There’s a lot of polish to appreciate in GrimGrimoire, however, from its clever menu designs to the English voicework which, surprisingly, is very preferable over its Japanese counterpart. The game’s intriguing story is very well edited; there aren’t many forced lines or awkward mutterings to speak of. I’m a sucker for quality localizations, especially when there’s a good story to be told — NIS America definitely put a good deal of work into making a somewhat complicated story function, which is more than you can say for most publishers.
The game offers quite a bit to do. The main campaign will take around fifteen to twenty hours, and as you move through the campaign you are granted access to bonus missions, 25 in all. GrimGrimoire‘s simple yet diabolically addictive style of play, should it hook you proper, will keep you coming back again and again. There’s no multiplayer, but then, this isn’t really a typical RTS. Still, it would sure be swell to be able to ruthlessly beat a couple of friends with the tiny fists of elves and homunculi.

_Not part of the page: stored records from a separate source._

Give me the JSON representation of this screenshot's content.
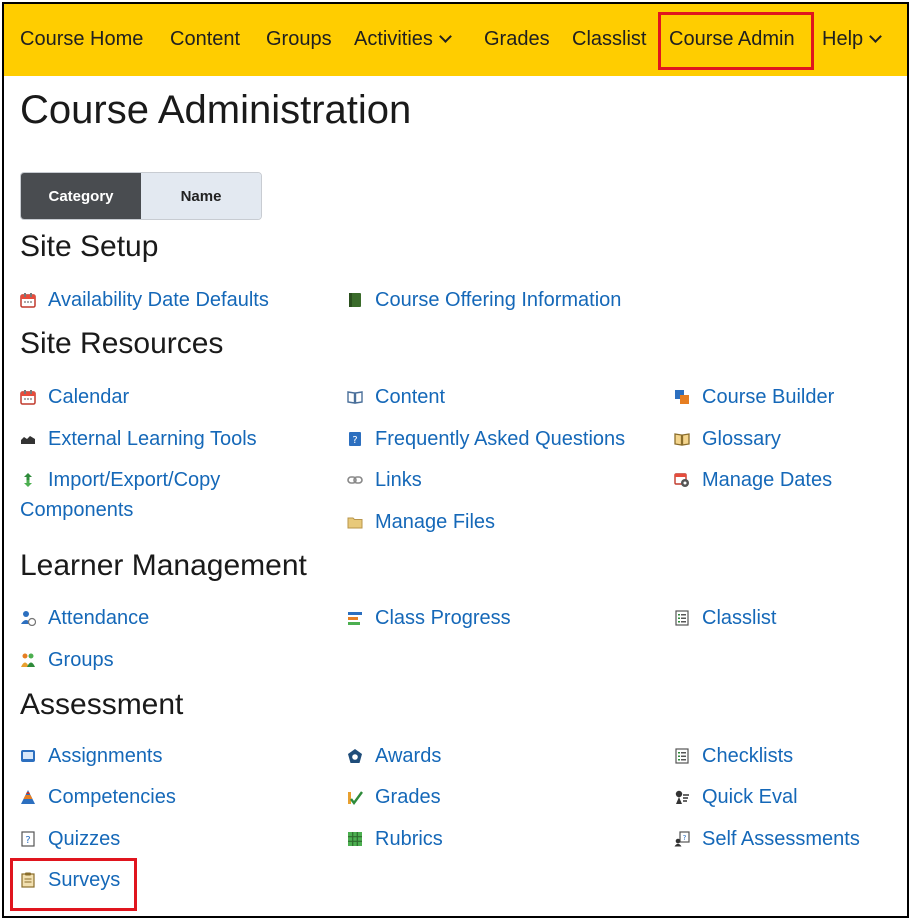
{
  "nav": {
    "items": [
      {
        "label": "Course Home"
      },
      {
        "label": "Content"
      },
      {
        "label": "Groups"
      },
      {
        "label": "Activities"
      },
      {
        "label": "Grades"
      },
      {
        "label": "Classlist"
      },
      {
        "label": "Course Admin"
      },
      {
        "label": "Help"
      }
    ],
    "highlighted_item": "Course Admin",
    "bar_color": "#ffcd00"
  },
  "page": {
    "title": "Course Administration"
  },
  "view_toggle": {
    "options": [
      "Category",
      "Name"
    ],
    "selected": "Category"
  },
  "sections": [
    {
      "title": "Site Setup",
      "items": [
        {
          "label": "Availability Date Defaults",
          "icon": "calendar-icon"
        },
        {
          "label": "Course Offering Information",
          "icon": "book-icon"
        }
      ]
    },
    {
      "title": "Site Resources",
      "items": [
        {
          "label": "Calendar",
          "icon": "calendar-icon"
        },
        {
          "label": "Content",
          "icon": "open-book-icon"
        },
        {
          "label": "Course Builder",
          "icon": "builder-icon"
        },
        {
          "label": "External Learning Tools",
          "icon": "plugin-icon"
        },
        {
          "label": "Frequently Asked Questions",
          "icon": "faq-icon"
        },
        {
          "label": "Glossary",
          "icon": "glossary-icon"
        },
        {
          "label": "Import/Export/Copy Components",
          "icon": "import-export-icon"
        },
        {
          "label": "Links",
          "icon": "link-icon"
        },
        {
          "label": "Manage Dates",
          "icon": "calendar-gear-icon"
        },
        {
          "label": "Manage Files",
          "icon": "folder-icon"
        }
      ]
    },
    {
      "title": "Learner Management",
      "items": [
        {
          "label": "Attendance",
          "icon": "attendance-icon"
        },
        {
          "label": "Class Progress",
          "icon": "progress-icon"
        },
        {
          "label": "Classlist",
          "icon": "classlist-icon"
        },
        {
          "label": "Groups",
          "icon": "groups-icon"
        }
      ]
    },
    {
      "title": "Assessment",
      "items": [
        {
          "label": "Assignments",
          "icon": "assignment-icon"
        },
        {
          "label": "Awards",
          "icon": "award-icon"
        },
        {
          "label": "Checklists",
          "icon": "checklist-icon"
        },
        {
          "label": "Competencies",
          "icon": "competency-icon"
        },
        {
          "label": "Grades",
          "icon": "grades-icon"
        },
        {
          "label": "Quick Eval",
          "icon": "quick-eval-icon"
        },
        {
          "label": "Quizzes",
          "icon": "quiz-icon"
        },
        {
          "label": "Rubrics",
          "icon": "rubric-icon"
        },
        {
          "label": "Self Assessments",
          "icon": "self-assessment-icon"
        },
        {
          "label": "Surveys",
          "icon": "survey-icon"
        }
      ]
    }
  ],
  "highlighted_link": "Surveys",
  "colors": {
    "link": "#1568b8",
    "highlight_border": "#e0151e",
    "toggle_active": "#494c50"
  }
}
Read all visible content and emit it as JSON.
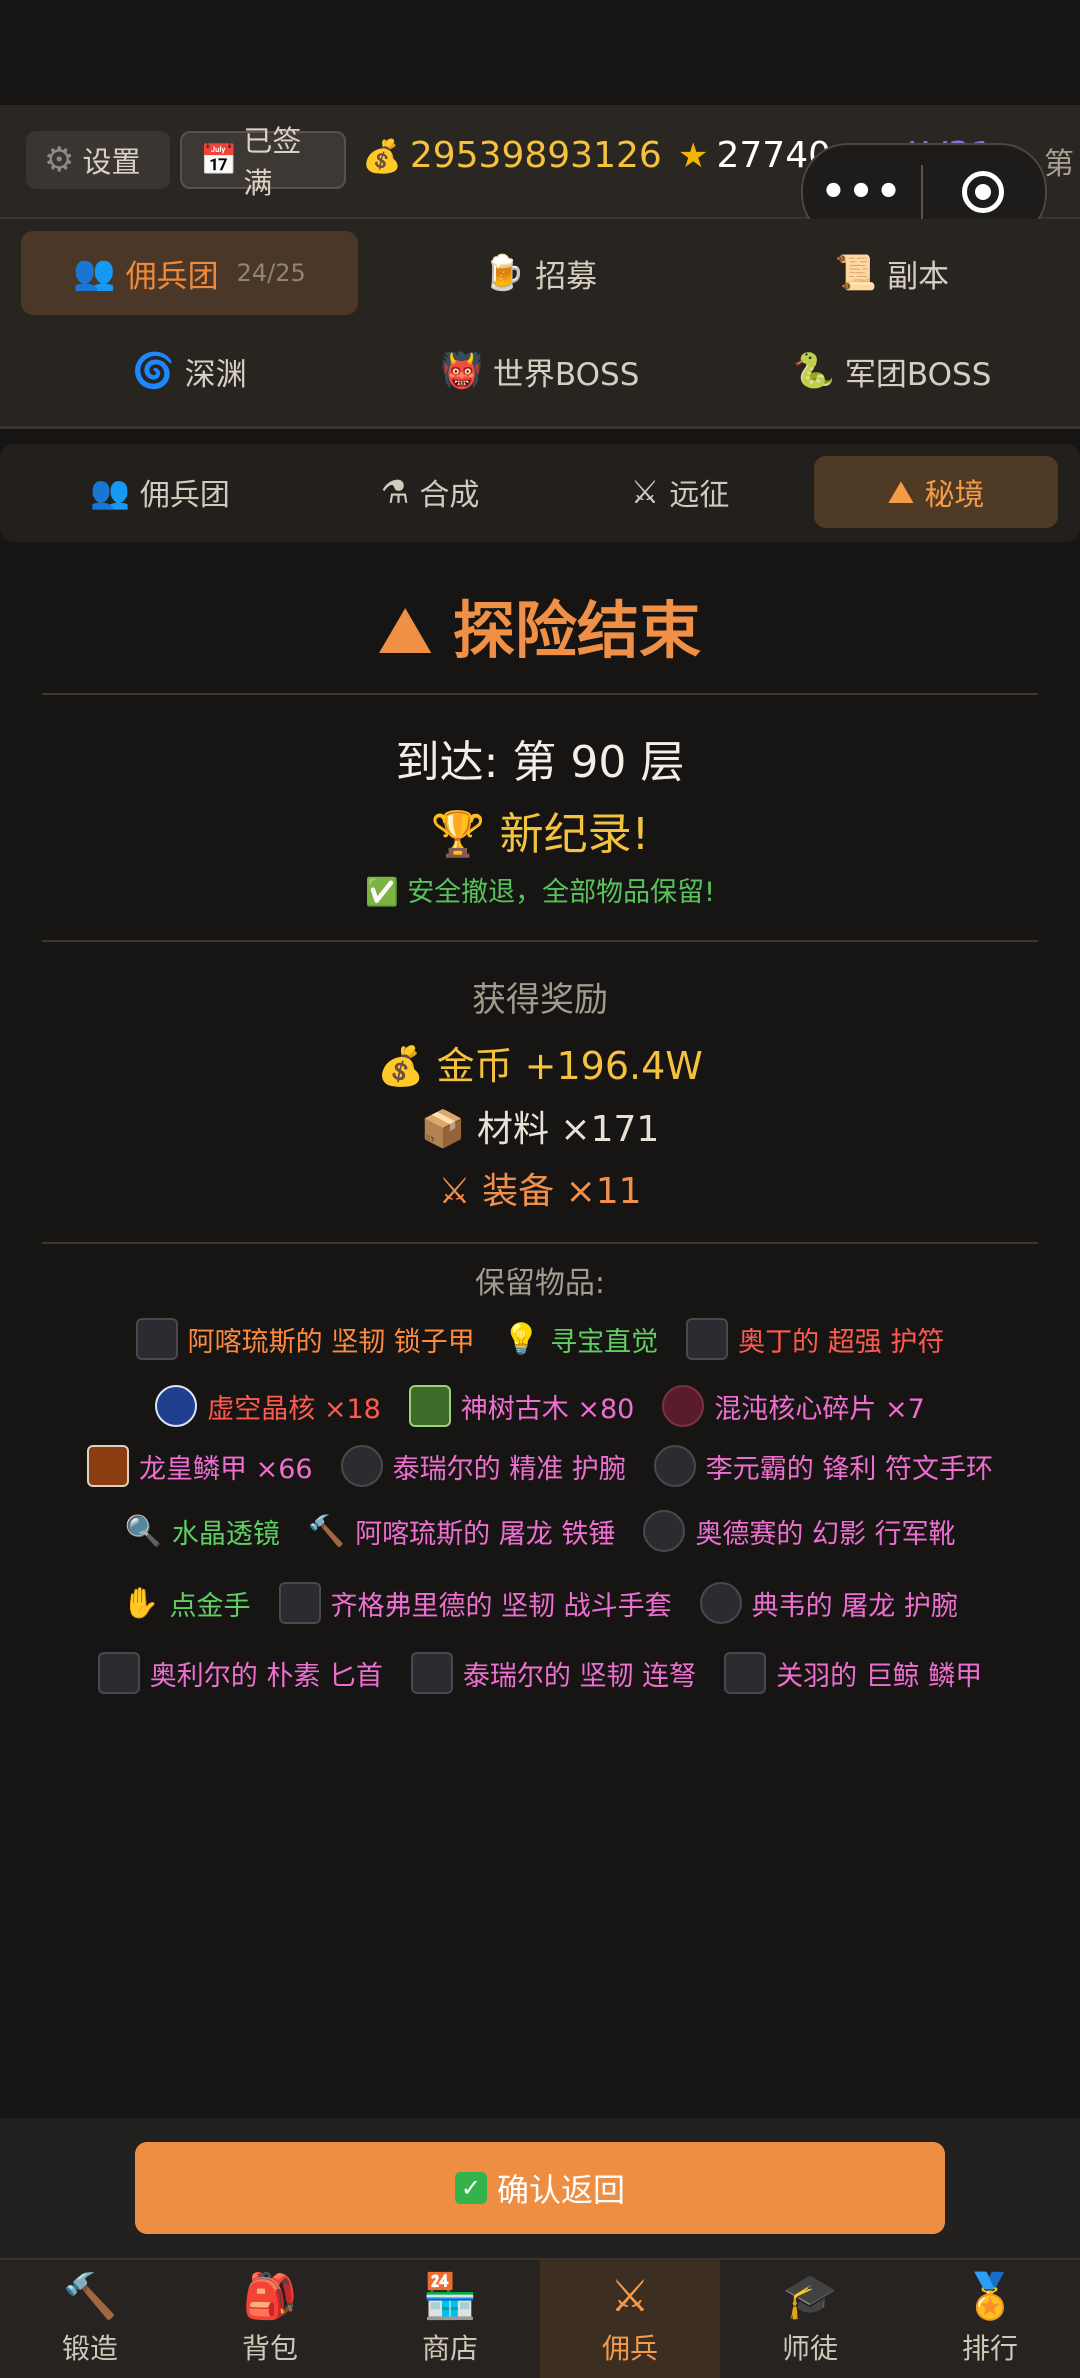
{
  "topbar": {
    "settings": "设置",
    "signed": "已签满",
    "gold": "29539893126",
    "stars": "27740",
    "level": "LV31",
    "truncated": "第"
  },
  "capsule": {
    "more": "•••"
  },
  "mainnav": {
    "items": [
      {
        "label": "佣兵团",
        "sub": "24/25",
        "icon": "mercenary-icon"
      },
      {
        "label": "招募",
        "icon": "beer-icon"
      },
      {
        "label": "副本",
        "icon": "scroll-icon"
      },
      {
        "label": "深渊",
        "icon": "vortex-icon"
      },
      {
        "label": "世界BOSS",
        "icon": "ogre-icon"
      },
      {
        "label": "军团BOSS",
        "icon": "serpent-icon"
      }
    ]
  },
  "subnav": {
    "items": [
      {
        "label": "佣兵团",
        "icon": "mercenary-icon"
      },
      {
        "label": "合成",
        "icon": "flask-icon"
      },
      {
        "label": "远征",
        "icon": "crossed-swords-icon"
      },
      {
        "label": "秘境",
        "icon": "mountain-icon"
      }
    ]
  },
  "result": {
    "title": "探险结束",
    "floor": "到达: 第 90 层",
    "record": "新纪录!",
    "safe": "安全撤退，全部物品保留!",
    "rewards_head": "获得奖励",
    "gold": "金币 +196.4W",
    "material": "材料 ×171",
    "equipment": "装备 ×11",
    "keep_head": "保留物品:"
  },
  "kept_items": {
    "row1": [
      "阿喀琉斯的 坚韧 锁子甲",
      "寻宝直觉",
      "奥丁的 超强 护符"
    ],
    "row2": [
      "虚空晶核 ×18",
      "神树古木 ×80",
      "混沌核心碎片 ×7"
    ],
    "row3": [
      "龙皇鳞甲 ×66",
      "泰瑞尔的 精准 护腕",
      "李元霸的 锋利 符文手环"
    ],
    "row4": [
      "水晶透镜",
      "阿喀琉斯的 屠龙 铁锤",
      "奥德赛的 幻影 行军靴"
    ],
    "row5": [
      "点金手",
      "齐格弗里德的 坚韧 战斗手套",
      "典韦的 屠龙 护腕"
    ],
    "row6": [
      "奥利尔的 朴素 匕首",
      "泰瑞尔的 坚韧 连弩",
      "关羽的 巨鲸 鳞甲"
    ]
  },
  "confirm": {
    "label": "确认返回"
  },
  "tabbar": {
    "items": [
      {
        "label": "锻造",
        "icon": "hammer-icon"
      },
      {
        "label": "背包",
        "icon": "backpack-icon"
      },
      {
        "label": "商店",
        "icon": "shop-icon"
      },
      {
        "label": "佣兵",
        "icon": "crossed-swords-icon"
      },
      {
        "label": "师徒",
        "icon": "graduation-cap-icon"
      },
      {
        "label": "排行",
        "icon": "medal-icon"
      }
    ]
  },
  "colors": {
    "accent": "#f08a3a",
    "gold": "#f5c23e",
    "success": "#58c35a",
    "confirm": "#ee8e42"
  }
}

In the end, I found myself hoping that Vanillaware up and make a series of GrimGrimoire, returning to their unusual brand of real-time strategy to clean up its faults, emphasize its brilliance, and just give us more of it. With the proper multiplayer backbone (Xbox Live, for example), this could be a truly great game capable of standing alongside its more traditional PC brethren. As a start, it’s nothing to scoff at — this second US release from the company and third worldwide proves that Odin Sphere was no fluke, that they’re here to stay, and that they deserve and demand your attention.
Verdict: Buy It!